Santander UK has been fined £32.8m by the Financial Conduct Authority (FCA) for failing to properly process the accounts of deceased customers.
Santander did not transfer funds totalling over £183m to beneficiaries when it should have done, affecting a total of 40,428 customers directly.
And, after it became aware of the issues, the bank failed to disclose the problems to the FCA.
The FCA said the problems “took too long” to be identified and fixed.
“To the firm’s credit, once these problems were notified to the board and senior management, they were fixed properly and promptly, but recognition of the problem took too long,” said Mark Steward, executive director of enforcement and market oversight at the FCA.
There were weaknesses in how Santander organised and controlled its probate and bereavement processes, the FCA said.
This meant that the bank:
- failed to follow-up on communications with deceased customer representatives, which increased the likelihood of cases not being closed
- did not effectively identify all the funds it held which formed part of a deceased customer’s estate
- could not determine whether cases had progressed to closure
As a result, despite Santander being informed that a customer had died, funds would not be transferred to those who were entitled to them.

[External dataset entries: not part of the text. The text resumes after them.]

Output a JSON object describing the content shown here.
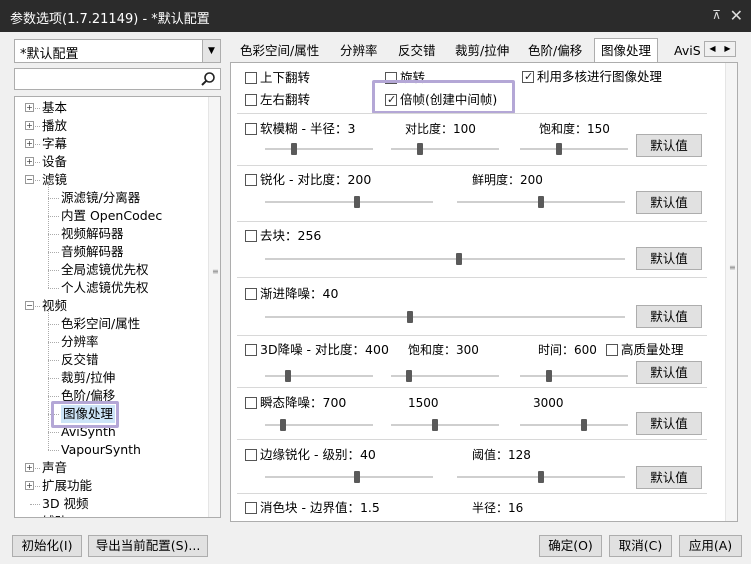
{
  "window": {
    "title": "参数选项(1.7.21149) - *默认配置",
    "pin_glyph": "⊼",
    "close_glyph": "✕"
  },
  "left": {
    "profile_value": "*默认配置",
    "search_placeholder": "",
    "tree": [
      {
        "label": "基本",
        "expander": "+"
      },
      {
        "label": "播放",
        "expander": "+"
      },
      {
        "label": "字幕",
        "expander": "+"
      },
      {
        "label": "设备",
        "expander": "+"
      },
      {
        "label": "滤镜",
        "expander": "−"
      },
      {
        "label": "源滤镜/分离器"
      },
      {
        "label": "内置 OpenCodec"
      },
      {
        "label": "视频解码器"
      },
      {
        "label": "音频解码器"
      },
      {
        "label": "全局滤镜优先权"
      },
      {
        "label": "个人滤镜优先权"
      },
      {
        "label": "视频",
        "expander": "−"
      },
      {
        "label": "色彩空间/属性"
      },
      {
        "label": "分辨率"
      },
      {
        "label": "反交错"
      },
      {
        "label": "裁剪/拉伸"
      },
      {
        "label": "色阶/偏移"
      },
      {
        "label": "图像处理"
      },
      {
        "label": "AviSynth"
      },
      {
        "label": "VapourSynth"
      },
      {
        "label": "声音",
        "expander": "+"
      },
      {
        "label": "扩展功能",
        "expander": "+"
      },
      {
        "label": "3D 视频"
      },
      {
        "label": "辅助"
      }
    ]
  },
  "tabs": [
    "色彩空间/属性",
    "分辨率",
    "反交错",
    "裁剪/拉伸",
    "色阶/偏移",
    "图像处理",
    "AviS"
  ],
  "tab_nav": {
    "prev": "◀",
    "next": "▶"
  },
  "options": {
    "flip_v": {
      "label": "上下翻转",
      "checked": false
    },
    "flip_h": {
      "label": "左右翻转",
      "checked": false
    },
    "rotate": {
      "label": "旋转",
      "checked": false
    },
    "double_frame": {
      "label": "倍帧(创建中间帧)",
      "checked": true
    },
    "multicore": {
      "label": "利用多核进行图像处理",
      "checked": true
    }
  },
  "sections": {
    "soft_blur": {
      "label": "软模糊 - 半径：3",
      "contrast": "对比度：100",
      "saturation": "饱和度：150",
      "checked": false
    },
    "sharpen": {
      "label": "锐化 - 对比度：200",
      "vivid": "鲜明度：200",
      "checked": false
    },
    "deblock": {
      "label": "去块：256",
      "checked": false
    },
    "progressive_denoise": {
      "label": "渐进降噪：40",
      "checked": false
    },
    "denoise_3d": {
      "label": "3D降噪 - 对比度：400",
      "saturation": "饱和度：300",
      "time": "时间：600",
      "hq_label": "高质量处理",
      "checked": false,
      "hq_checked": false
    },
    "instant_denoise": {
      "label": "瞬态降噪：700",
      "v2": "1500",
      "v3": "3000",
      "checked": false
    },
    "edge_sharpen": {
      "label": "边缘锐化 - 级别：40",
      "threshold": "阈值：128",
      "checked": false
    },
    "color_block": {
      "label": "消色块 - 边界值：1.5",
      "radius": "半径：16",
      "checked": false
    }
  },
  "sliders": {
    "soft_blur_radius": 0.25,
    "soft_blur_contrast": 0.25,
    "soft_blur_saturation": 0.35,
    "sharpen_contrast": 0.55,
    "sharpen_vivid": 0.5,
    "deblock": 0.54,
    "progressive_denoise": 0.4,
    "denoise_3d_contrast": 0.2,
    "denoise_3d_saturation": 0.15,
    "denoise_3d_time": 0.25,
    "instant_1": 0.15,
    "instant_2": 0.4,
    "instant_3": 0.6,
    "edge_level": 0.55,
    "edge_threshold": 0.5
  },
  "default_button": "默认值",
  "bottom": {
    "init": "初始化(I)",
    "export": "导出当前配置(S)...",
    "ok": "确定(O)",
    "cancel": "取消(C)",
    "apply": "应用(A)"
  }
}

And in instances where deceased customers had several different bank accounts and investments, the bank failed to identify these funds, which meant that those who were entitled to them remained unaware of the existence of those funds.